Working from home has some major advantages, but if you’re trying to balance homeworking and childcare it can be a huge challenge. Whenever you sit down to work, George will desperately need a snack or Evie will require an instant (and stinky) nappy change. So how will you ever get anything done?
- Be realistic. If your kids need nonstop attention when you’re not working, the chances are they won’t sit quietly in a corner when you’ve got the laptop out! If they’re old enough, explain that you need quiet while you work or take important calls, and give them plenty to keep them occupied. Give them incentives to meet targets, for example a treat at the weekend or an extra ten minutes of screen time once their homework is done. If they’re too young for this, you’ll need to maximise their naptimes or think about other childcare options.
- Establish a healthy office environment. If you’re working on the sofa or kitchen table surrounded by noisy kids and perilous toys, it’s unlikely that you’ll get much done. You need a quiet, separate space to work in with all the equipment you need safely out of their reach. Cut out the distractions and organise your office well so you can get your work done as quickly as possible.
- Get organised Make detailed to-do lists and prioritise your tasks. Tick them off as you go along so you know exactly what needs doing and when. Plan ahead as much as possible so you’re not always working under intense pressure. This can also be really helpful if something unexpected crops up and eats into time you had ringfenced for work tasks.
- Work the graveyard shift. You may find that the only time you’re able to work is in the evenings, especially if you have a deadline looming. If you can, take a power nap before you get started. Try to avoid pulling regular all-nighters, as this won’t be good for you or your little ones, but on occasion you may find that you have to burn the candle at both ends. Try not to overload on caffeine as that may stop you sleeping when you finally find the time. If you’re not an evening person, try getting up a couple of hours earlier. You’ll be amazed at how much you get done while everyone else is still snoring away.
- Take advantage of help. If you have friends, family, neighbours or church members nearby, ask them for help. You may be able to set up an arrangement where a friend looks after your and their children one day, and you return the favour the next. This will free up time for you and could be a fun experience for your kids. If other people you trust can give an hour here and there, don’t squander it! Be polite but make it clear that you need to get on, and set your mind to your work right away. If all else fails, it may be worth employing a nanny or taking advantage of low-cost nurseries and afterschool clubs.
- Make the most of your downtime. It’s important that you get your work done, but don’t neglect your children. If they’re clamouring for attention, take a break and spend some time with them. Fit a bike ride, baking session or cinema trip into your day. Your kids will remember these special moments and will be less resentful of your work commitments. Make it clear that you need to get back to work afterwards, but try to get out of work mode while you’re having family time.

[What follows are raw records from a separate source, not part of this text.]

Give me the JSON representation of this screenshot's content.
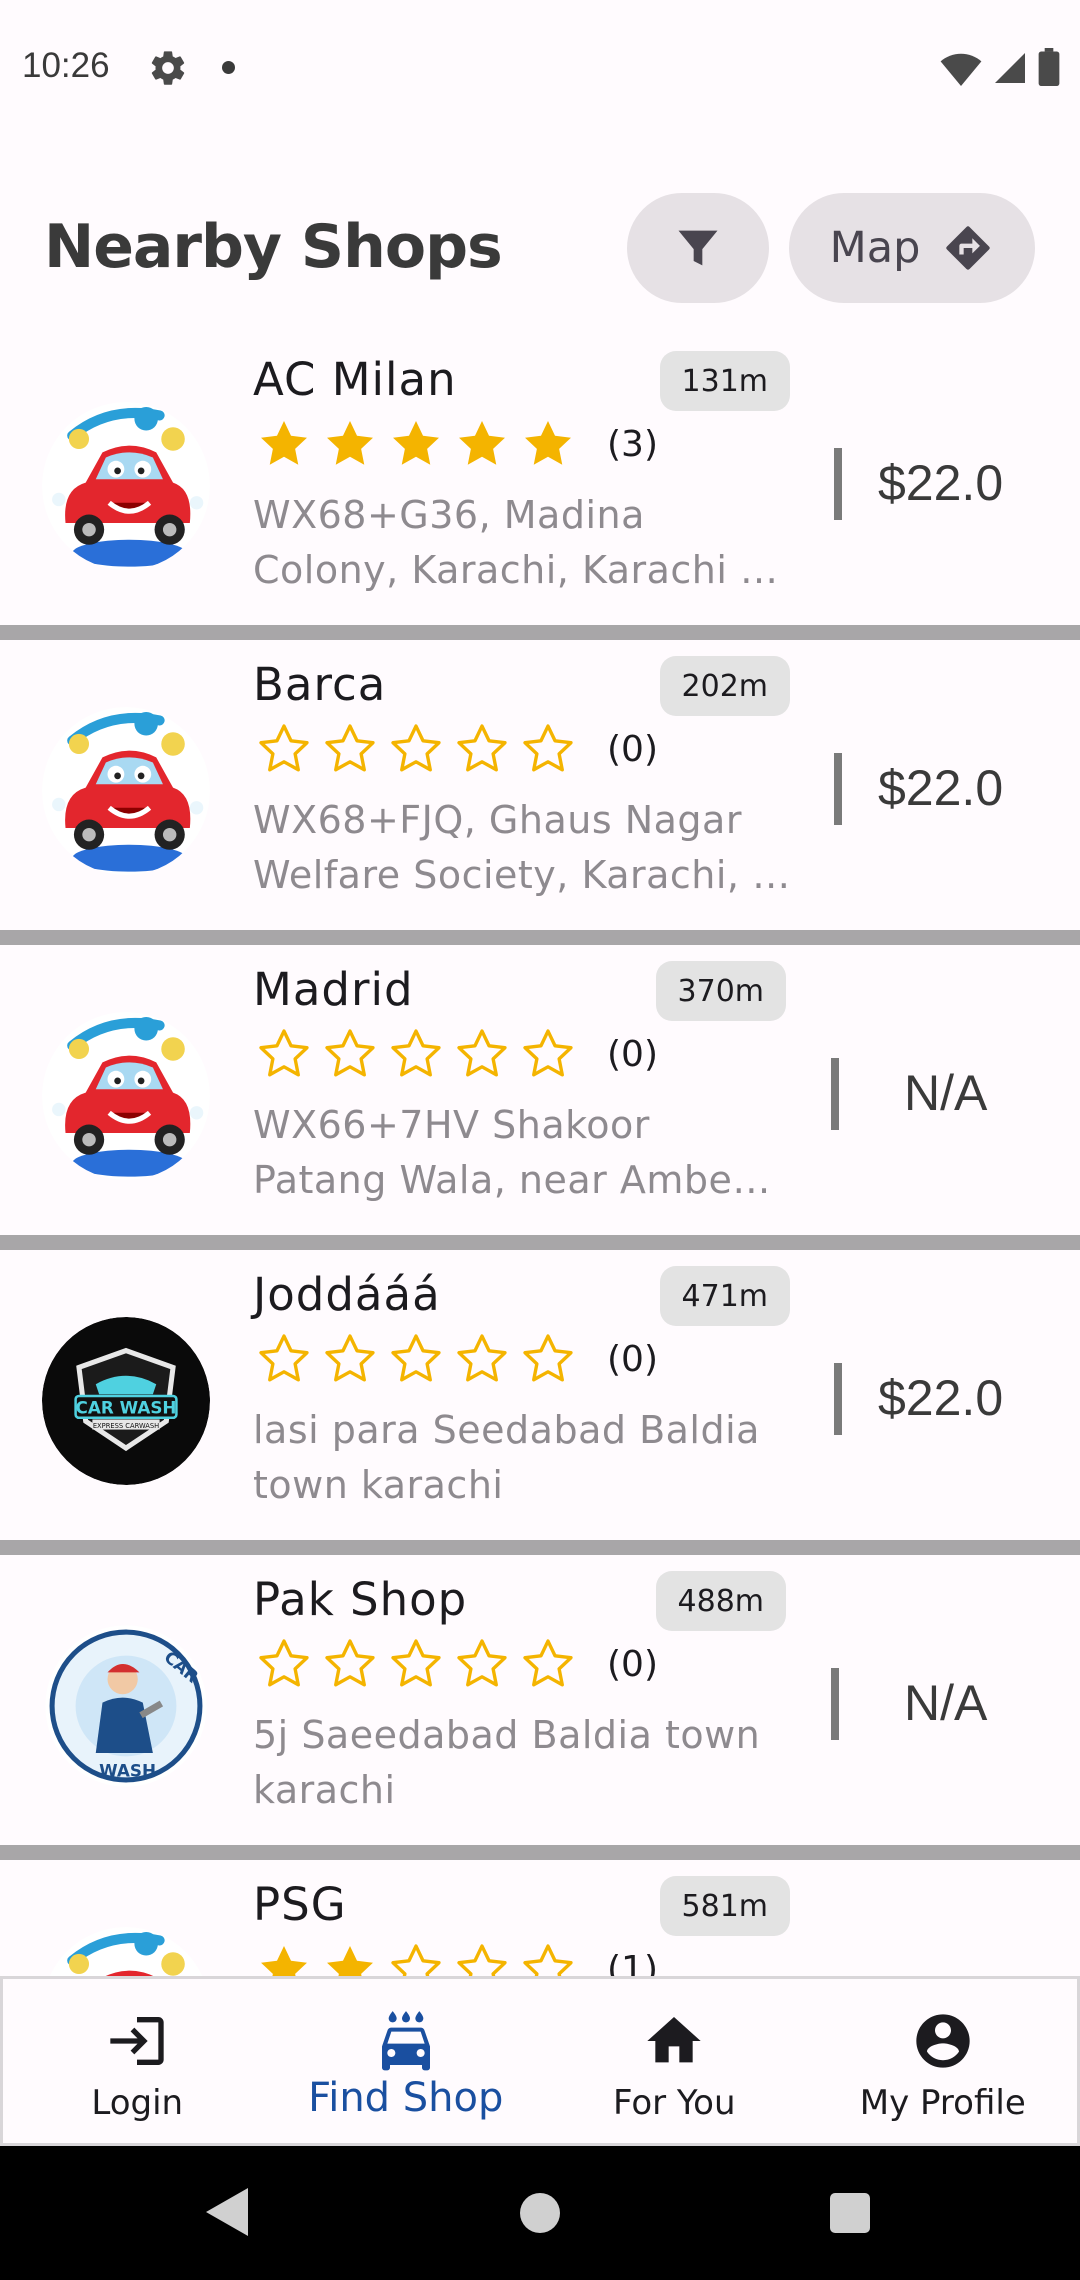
{
  "status": {
    "time": "10:26"
  },
  "header": {
    "title": "Nearby Shops",
    "map_label": "Map"
  },
  "shops": [
    {
      "name": "AC Milan",
      "distance": "131m",
      "rating": 5,
      "reviews": "(3)",
      "address": "WX68+G36, Madina Colony, Karachi, Karachi …",
      "price": "$22.0",
      "logo": "car-wash-cartoon"
    },
    {
      "name": "Barca",
      "distance": "202m",
      "rating": 0,
      "reviews": "(0)",
      "address": "WX68+FJQ, Ghaus Nagar Welfare Society, Karachi, …",
      "price": "$22.0",
      "logo": "car-wash-cartoon"
    },
    {
      "name": "Madrid",
      "distance": "370m",
      "rating": 0,
      "reviews": "(0)",
      "address": "WX66+7HV Shakoor Patang Wala, near Ambe…",
      "price": "N/A",
      "logo": "car-wash-cartoon"
    },
    {
      "name": "Joddááá",
      "distance": "471m",
      "rating": 0,
      "reviews": "(0)",
      "address": "lasi para Seedabad Baldia town karachi",
      "price": "$22.0",
      "logo": "car-wash-badge"
    },
    {
      "name": "Pak Shop",
      "distance": "488m",
      "rating": 0,
      "reviews": "(0)",
      "address": "5j Saeedabad Baldia town karachi",
      "price": "N/A",
      "logo": "car-wash-worker"
    },
    {
      "name": "PSG",
      "distance": "581m",
      "rating": 2,
      "reviews": "(1)",
      "address": "",
      "price": "",
      "logo": "car-wash-cartoon"
    }
  ],
  "badge_logo_text": {
    "main": "CAR WASH",
    "sub": "EXPRESS CARWASH"
  },
  "worker_logo_text": {
    "top": "CAR",
    "bottom": "WASH"
  },
  "bottom_nav": [
    {
      "label": "Login",
      "icon": "login-icon",
      "active": false
    },
    {
      "label": "Find Shop",
      "icon": "car-wash-icon",
      "active": true
    },
    {
      "label": "For You",
      "icon": "home-icon",
      "active": false
    },
    {
      "label": "My Profile",
      "icon": "account-circle-icon",
      "active": false
    }
  ],
  "colors": {
    "star": "#f4b400",
    "active_nav": "#1a4fa0",
    "chip": "#e3e3e3"
  }
}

- Get your kids involved. It might be that your children are old enough to have some useful input. Their ideas may even be better than yours! If it’s a family business that may eventually pass to them, it’s never too early to explain how it all works and what your objectives are. They may even want to help out with minor tasks like filing or stuffing envelopes just so they can be close to you and get some office experience, although it’s important that you don’t exploit their good nature and open yourself up to accusations of child labour!
Working from home with children should get easier as they get older, but if you’re fighting a losing battle, it may be worth considering a different role.